----- Dataset excerpts

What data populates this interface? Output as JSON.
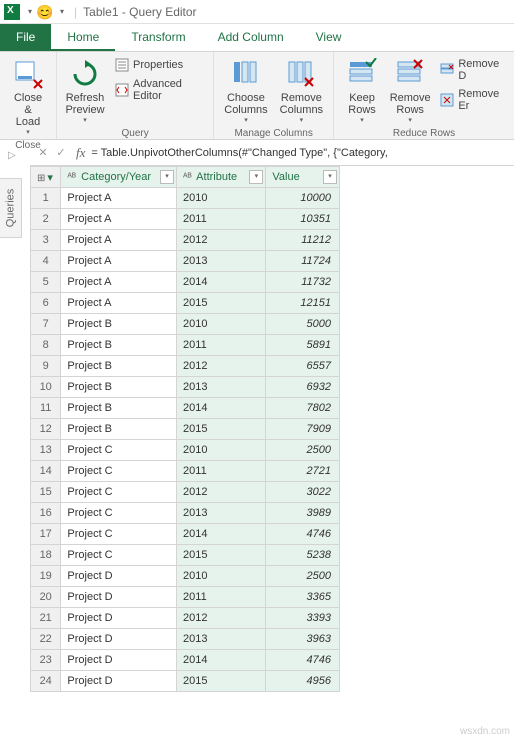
{
  "title_bar": {
    "window_title": "Table1 - Query Editor"
  },
  "tabs": {
    "file": "File",
    "home": "Home",
    "transform": "Transform",
    "add_column": "Add Column",
    "view": "View"
  },
  "ribbon": {
    "close_group": {
      "close_load": "Close &\nLoad",
      "group_label": "Close"
    },
    "query_group": {
      "refresh_preview": "Refresh\nPreview",
      "properties": "Properties",
      "advanced_editor": "Advanced Editor",
      "group_label": "Query"
    },
    "manage_columns_group": {
      "choose_columns": "Choose\nColumns",
      "remove_columns": "Remove\nColumns",
      "group_label": "Manage Columns"
    },
    "reduce_rows_group": {
      "keep_rows": "Keep\nRows",
      "remove_rows": "Remove\nRows",
      "remove_duplicates": "Remove D",
      "remove_errors": "Remove Er",
      "group_label": "Reduce Rows"
    }
  },
  "formula_bar": {
    "formula": "= Table.UnpivotOtherColumns(#\"Changed Type\", {\"Category,"
  },
  "side_panel": {
    "label": "Queries"
  },
  "table": {
    "headers": {
      "category": "Category/Year",
      "attribute": "Attribute",
      "value": "Value"
    },
    "rows": [
      {
        "n": "1",
        "cat": "Project A",
        "attr": "2010",
        "val": "10000"
      },
      {
        "n": "2",
        "cat": "Project A",
        "attr": "2011",
        "val": "10351"
      },
      {
        "n": "3",
        "cat": "Project A",
        "attr": "2012",
        "val": "11212"
      },
      {
        "n": "4",
        "cat": "Project A",
        "attr": "2013",
        "val": "11724"
      },
      {
        "n": "5",
        "cat": "Project A",
        "attr": "2014",
        "val": "11732"
      },
      {
        "n": "6",
        "cat": "Project A",
        "attr": "2015",
        "val": "12151"
      },
      {
        "n": "7",
        "cat": "Project B",
        "attr": "2010",
        "val": "5000"
      },
      {
        "n": "8",
        "cat": "Project B",
        "attr": "2011",
        "val": "5891"
      },
      {
        "n": "9",
        "cat": "Project B",
        "attr": "2012",
        "val": "6557"
      },
      {
        "n": "10",
        "cat": "Project B",
        "attr": "2013",
        "val": "6932"
      },
      {
        "n": "11",
        "cat": "Project B",
        "attr": "2014",
        "val": "7802"
      },
      {
        "n": "12",
        "cat": "Project B",
        "attr": "2015",
        "val": "7909"
      },
      {
        "n": "13",
        "cat": "Project C",
        "attr": "2010",
        "val": "2500"
      },
      {
        "n": "14",
        "cat": "Project C",
        "attr": "2011",
        "val": "2721"
      },
      {
        "n": "15",
        "cat": "Project C",
        "attr": "2012",
        "val": "3022"
      },
      {
        "n": "16",
        "cat": "Project C",
        "attr": "2013",
        "val": "3989"
      },
      {
        "n": "17",
        "cat": "Project C",
        "attr": "2014",
        "val": "4746"
      },
      {
        "n": "18",
        "cat": "Project C",
        "attr": "2015",
        "val": "5238"
      },
      {
        "n": "19",
        "cat": "Project D",
        "attr": "2010",
        "val": "2500"
      },
      {
        "n": "20",
        "cat": "Project D",
        "attr": "2011",
        "val": "3365"
      },
      {
        "n": "21",
        "cat": "Project D",
        "attr": "2012",
        "val": "3393"
      },
      {
        "n": "22",
        "cat": "Project D",
        "attr": "2013",
        "val": "3963"
      },
      {
        "n": "23",
        "cat": "Project D",
        "attr": "2014",
        "val": "4746"
      },
      {
        "n": "24",
        "cat": "Project D",
        "attr": "2015",
        "val": "4956"
      }
    ]
  },
  "watermark": "wsxdn.com"
}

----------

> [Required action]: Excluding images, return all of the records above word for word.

> [Problem solution]:
What data populates this interface? Output as JSON.
{
  "title_bar": {
    "window_title": "Table1 - Query Editor"
  },
  "tabs": {
    "file": "File",
    "home": "Home",
    "transform": "Transform",
    "add_column": "Add Column",
    "view": "View"
  },
  "ribbon": {
    "close_group": {
      "close_load": "Close &\nLoad",
      "group_label": "Close"
    },
    "query_group": {
      "refresh_preview": "Refresh\nPreview",
      "properties": "Properties",
      "advanced_editor": "Advanced Editor",
      "group_label": "Query"
    },
    "manage_columns_group": {
      "choose_columns": "Choose\nColumns",
      "remove_columns": "Remove\nColumns",
      "group_label": "Manage Columns"
    },
    "reduce_rows_group": {
      "keep_rows": "Keep\nRows",
      "remove_rows": "Remove\nRows",
      "remove_duplicates": "Remove D",
      "remove_errors": "Remove Er",
      "group_label": "Reduce Rows"
    }
  },
  "formula_bar": {
    "formula": "= Table.UnpivotOtherColumns(#\"Changed Type\", {\"Category,"
  },
  "side_panel": {
    "label": "Queries"
  },
  "table": {
    "headers": {
      "category": "Category/Year",
      "attribute": "Attribute",
      "value": "Value"
    },
    "rows": [
      {
        "n": "1",
        "cat": "Project A",
        "attr": "2010",
        "val": "10000"
      },
      {
        "n": "2",
        "cat": "Project A",
        "attr": "2011",
        "val": "10351"
      },
      {
        "n": "3",
        "cat": "Project A",
        "attr": "2012",
        "val": "11212"
      },
      {
        "n": "4",
        "cat": "Project A",
        "attr": "2013",
        "val": "11724"
      },
      {
        "n": "5",
        "cat": "Project A",
        "attr": "2014",
        "val": "11732"
      },
      {
        "n": "6",
        "cat": "Project A",
        "attr": "2015",
        "val": "12151"
      },
      {
        "n": "7",
        "cat": "Project B",
        "attr": "2010",
        "val": "5000"
      },
      {
        "n": "8",
        "cat": "Project B",
        "attr": "2011",
        "val": "5891"
      },
      {
        "n": "9",
        "cat": "Project B",
        "attr": "2012",
        "val": "6557"
      },
      {
        "n": "10",
        "cat": "Project B",
        "attr": "2013",
        "val": "6932"
      },
      {
        "n": "11",
        "cat": "Project B",
        "attr": "2014",
        "val": "7802"
      },
      {
        "n": "12",
        "cat": "Project B",
        "attr": "2015",
        "val": "7909"
      },
      {
        "n": "13",
        "cat": "Project C",
        "attr": "2010",
        "val": "2500"
      },
      {
        "n": "14",
        "cat": "Project C",
        "attr": "2011",
        "val": "2721"
      },
      {
        "n": "15",
        "cat": "Project C",
        "attr": "2012",
        "val": "3022"
      },
      {
        "n": "16",
        "cat": "Project C",
        "attr": "2013",
        "val": "3989"
      },
      {
        "n": "17",
        "cat": "Project C",
        "attr": "2014",
        "val": "4746"
      },
      {
        "n": "18",
        "cat": "Project C",
        "attr": "2015",
        "val": "5238"
      },
      {
        "n": "19",
        "cat": "Project D",
        "attr": "2010",
        "val": "2500"
      },
      {
        "n": "20",
        "cat": "Project D",
        "attr": "2011",
        "val": "3365"
      },
      {
        "n": "21",
        "cat": "Project D",
        "attr": "2012",
        "val": "3393"
      },
      {
        "n": "22",
        "cat": "Project D",
        "attr": "2013",
        "val": "3963"
      },
      {
        "n": "23",
        "cat": "Project D",
        "attr": "2014",
        "val": "4746"
      },
      {
        "n": "24",
        "cat": "Project D",
        "attr": "2015",
        "val": "4956"
      }
    ]
  },
  "watermark": "wsxdn.com"
}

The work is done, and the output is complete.